● TASK
Retype the data exactly, leaving nothing out.

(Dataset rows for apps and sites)
= Beginning of Section =

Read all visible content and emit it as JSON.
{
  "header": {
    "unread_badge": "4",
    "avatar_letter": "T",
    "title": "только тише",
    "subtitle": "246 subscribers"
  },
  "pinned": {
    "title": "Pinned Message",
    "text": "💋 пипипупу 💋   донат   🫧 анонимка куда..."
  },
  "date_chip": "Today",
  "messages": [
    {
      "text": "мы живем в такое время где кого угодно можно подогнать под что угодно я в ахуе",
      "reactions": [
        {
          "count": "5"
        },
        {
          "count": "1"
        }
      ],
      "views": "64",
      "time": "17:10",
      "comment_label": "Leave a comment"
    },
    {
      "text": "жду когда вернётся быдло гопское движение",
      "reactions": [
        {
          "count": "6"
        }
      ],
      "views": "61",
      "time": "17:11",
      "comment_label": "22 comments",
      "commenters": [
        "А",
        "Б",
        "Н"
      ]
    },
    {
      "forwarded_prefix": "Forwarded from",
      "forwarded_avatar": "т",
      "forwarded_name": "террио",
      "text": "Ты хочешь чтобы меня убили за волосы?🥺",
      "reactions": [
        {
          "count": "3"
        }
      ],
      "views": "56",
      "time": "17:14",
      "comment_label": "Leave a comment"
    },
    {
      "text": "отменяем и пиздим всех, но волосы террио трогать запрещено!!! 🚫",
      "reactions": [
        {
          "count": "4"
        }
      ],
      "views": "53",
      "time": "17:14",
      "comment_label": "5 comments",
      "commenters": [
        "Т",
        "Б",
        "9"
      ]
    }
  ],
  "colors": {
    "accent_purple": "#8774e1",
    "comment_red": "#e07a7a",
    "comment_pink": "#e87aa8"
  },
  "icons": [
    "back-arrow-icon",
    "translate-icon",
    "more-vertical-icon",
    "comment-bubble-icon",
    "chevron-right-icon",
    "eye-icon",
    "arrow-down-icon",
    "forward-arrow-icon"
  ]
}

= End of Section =

● WRITTEN RESPONSE
Read all visible content and emit it as JSON.
{
  "header": {
    "unread_badge": "4",
    "avatar_letter": "T",
    "title": "только тише",
    "subtitle": "246 subscribers"
  },
  "pinned": {
    "title": "Pinned Message",
    "text": "💋 пипипупу 💋   донат   🫧 анонимка куда..."
  },
  "date_chip": "Today",
  "messages": [
    {
      "text": "мы живем в такое время где кого угодно можно подогнать под что угодно я в ахуе",
      "reactions": [
        {
          "count": "5"
        },
        {
          "count": "1"
        }
      ],
      "views": "64",
      "time": "17:10",
      "comment_label": "Leave a comment"
    },
    {
      "text": "жду когда вернётся быдло гопское движение",
      "reactions": [
        {
          "count": "6"
        }
      ],
      "views": "61",
      "time": "17:11",
      "comment_label": "22 comments",
      "commenters": [
        "А",
        "Б",
        "Н"
      ]
    },
    {
      "forwarded_prefix": "Forwarded from",
      "forwarded_avatar": "т",
      "forwarded_name": "террио",
      "text": "Ты хочешь чтобы меня убили за волосы?🥺",
      "reactions": [
        {
          "count": "3"
        }
      ],
      "views": "56",
      "time": "17:14",
      "comment_label": "Leave a comment"
    },
    {
      "text": "отменяем и пиздим всех, но волосы террио трогать запрещено!!! 🚫",
      "reactions": [
        {
          "count": "4"
        }
      ],
      "views": "53",
      "time": "17:14",
      "comment_label": "5 comments",
      "commenters": [
        "Т",
        "Б",
        "9"
      ]
    }
  ],
  "colors": {
    "accent_purple": "#8774e1",
    "comment_red": "#e07a7a",
    "comment_pink": "#e87aa8"
  },
  "icons": [
    "back-arrow-icon",
    "translate-icon",
    "more-vertical-icon",
    "comment-bubble-icon",
    "chevron-right-icon",
    "eye-icon",
    "arrow-down-icon",
    "forward-arrow-icon"
  ]
}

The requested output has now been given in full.